As the days and weeks go on, my heart and prayers remain in Puerto Rico, where I grew up, where I learned to walk, talk, and pray. On the island, I experienced firsthand the fellowship of family, the hope and joy of faith, the hospitality and generosity of my people. As I picture what's happened there on my Isla del Encanto I am heartbroken, like so many of us who love our island and its people. We are all still grieving, and we need to grieve, for that is how one adapts to change and loss. The losses are unimaginable, and thousands of people are still suffering.

Yet, in the midst of the emotional and literal darkness (90% of the island remains without power two weeks after the storm), kindness, goodness, and love continue to rise unabated. Generosity, perseverance, and hope are displayed daily in countless ways, and this is where I choose to focus my eyes, my mind, and my heart.

Yes, there is hope, though not without you and me!

As I see images of the destruction left behind, countless memories of a happy childhood on the island emerge as if to wash away the reality of the present moment. These memories fill me with joy and hope for my people there, and inspire me to continue to do what I can to help them rebuild and heal. Though we are all heartbroken, the way through the heartbreak is unceasing prayer coupled with action. I have found that as I pray and do something to help someone each day, my heart heals a bit more, and hope endures.
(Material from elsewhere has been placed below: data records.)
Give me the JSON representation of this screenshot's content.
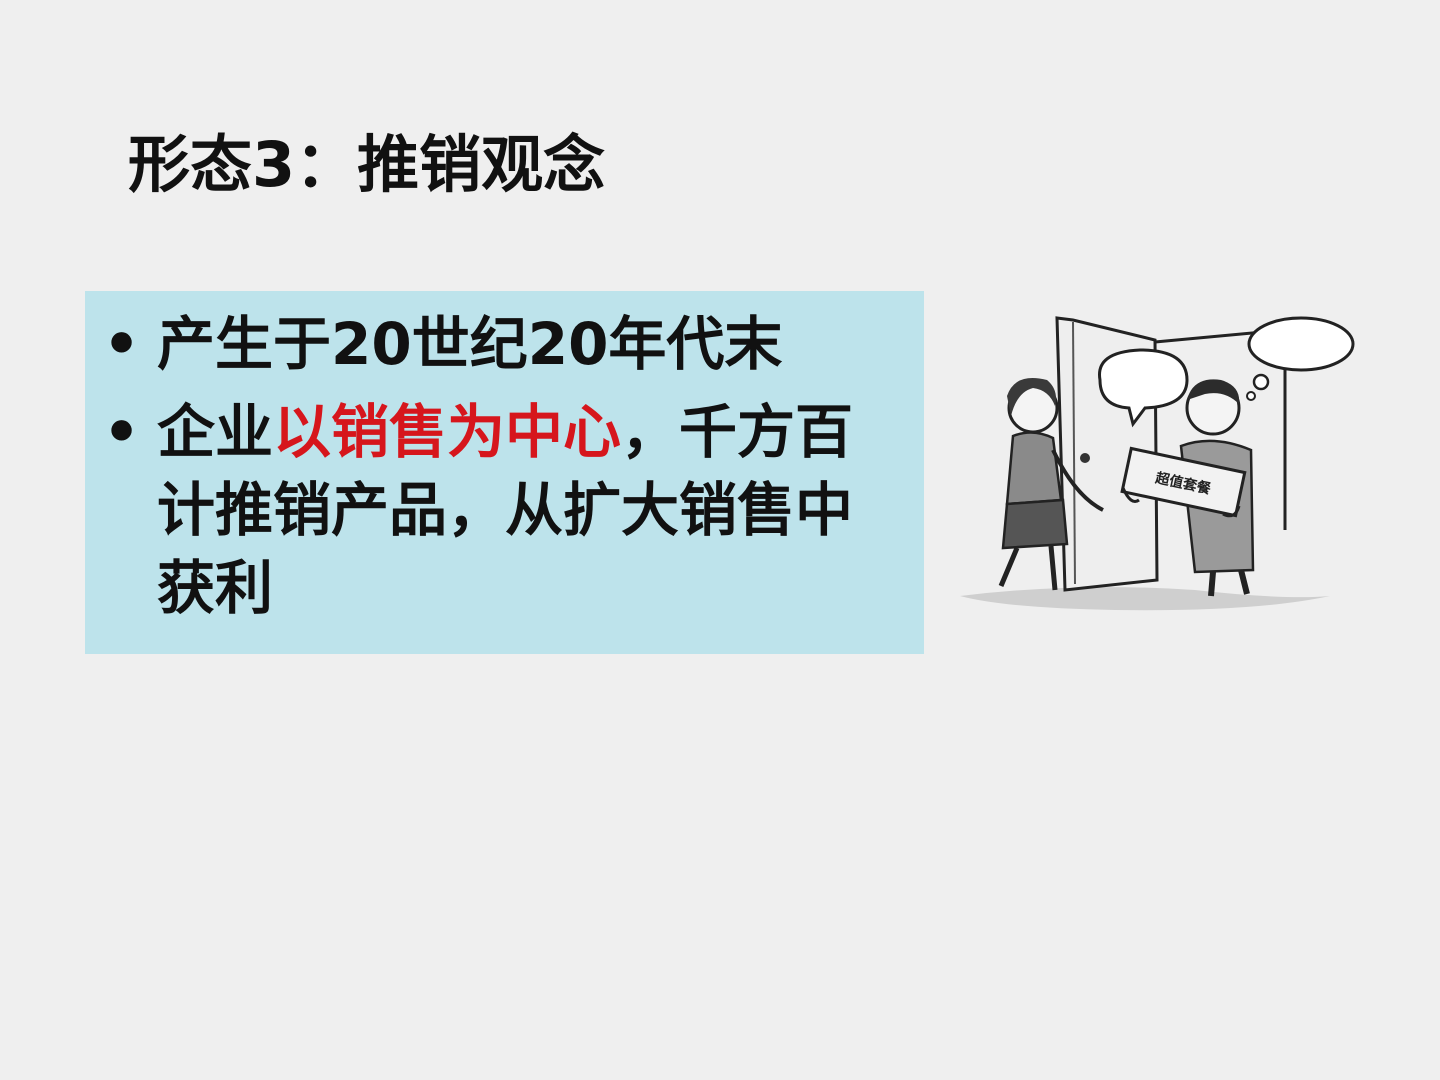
{
  "slide": {
    "title": "形态3：推销观念"
  },
  "content": {
    "bullets": [
      {
        "marker": "•",
        "text": "产生于20世纪20年代末"
      },
      {
        "marker": "•",
        "prefix": "企业",
        "highlight": "以销售为中心",
        "suffix": "，千方百计推销产品，从扩大销售中获利"
      }
    ],
    "highlight_color": "#d6161c",
    "box_color": "#bde3eb"
  },
  "illustration": {
    "box_label": "超值套餐"
  }
}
Many people have asked me how to help and where to donate (I thank you from the bottom of my heart!). I had previously shared about Unidos por Puerto Rico, a non-profit started by First Lady Beatriz Rosselló.

Follow this link to donate to Unidos por Puerto Rico
Lin-Manuel Miranda, beloved boricua and creator of the Broadway hit Hamilton, assembled artists like Juan Luis Guerra, Rita Moreno, Marc Anthony, and many others to produce a song for Puerto Rico titled Almost Like Praying. In an inspired tribute, they mention every municipio in Puerto Rico by name, from Fajardo to San Sebastián to Mayaguez, and including the smaller islands of Vieques and Culebra ... not a single town or their people forgotten. At the end of this new music video is another opportunity to donate to help feed the people and rebuild the island of Puerto Rico. Listen for a little treat of a song at the very end (music to my ears!). Keep listening after the song for an interview where Lin-Manuel explains how the song was produced in such a short amount of time.

May our songs of praise never cease (pictured is our native coquí!)
Relying on God's mercy displayed throughout the world in the generosity and love of His people,

Dr Mari

Open the gates that the righteous nation may enter, the nation that keeps faith. You will keep in perfect peace him whose mind is steadfast, because he trusts in You. Trust in the Lord forever, 
for the Lord, the Lord, is the Rock eternal.
Isaiah 26:2-4 

Abran las puertas, para que entre la nación justa que se mantiene fiel. Al de carácter firme lo guardarás en perfecta paz, porque en Ti confía. Confíen en el Señor para siempre, porque el Señor es una Roca eterna.
Isaías 26:2-4

For a hopeful message during anxious times, read Be Still and Know ... Know What?

* Photo of coquí from Spanish Simply *